Recurrent headaches such as tension type headaches and migraines lead to considerable impairment and days off work. It is often wondered what relation the neck has in relation to this most debilitating of conditions.

Neck pain often accompanies headaches and to be very technical this is a sign of an interaction between small nerves from the cervical spine and trigeminal nerve in what is called the trgeminocervical nucleus. This is located just outside the upper three neck (cervical) spinal segments, which means that any problems originating from cervical structures. Therefore pain originating from neck structures supplies by the upper neck nerves are perceived in areas supplied by the trigeminal nerve such as the front of the head, and the orbit

The spinal nucleus of the trigeminal nerve extends caudally to the outer lamina of the dorsal horn of the upper three to four cervical spinal segments. This is known as the trigeminocervical nucleus, which receives afferents from the trigeminal nerve and the upper three cervical spinal nerves. Convergence between these afferents’ accounts for the cervical-trigeminal pain referral.
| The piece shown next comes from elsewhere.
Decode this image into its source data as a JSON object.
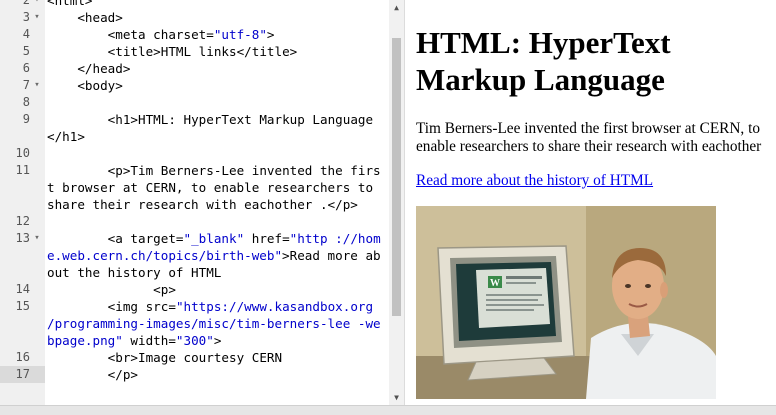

Therefore, pain originating from cervical structures supplied by the upper cervical spinal nerves could be perceived in areas innervated by the trigeminal nerves such as the orbit and the frontotemporoparietal region.

The main difference diagnostically between tension type of headaches from the migraine type is that ranges of neck flexion, extension and rotation are usually less in patients with tension type head than migraines, additionally there is a degree of neck tenderness with patients of tension headaches.

This helps in deciding what treatment protocols can be used to relieve your headaches.

Firstly, by palpating your neck we can identify trigger points, and use manipulative treatment to help restore mobility to your neck, additionally Acupuncture can be used to help reduce pain and muscle spasm often associated with headaches.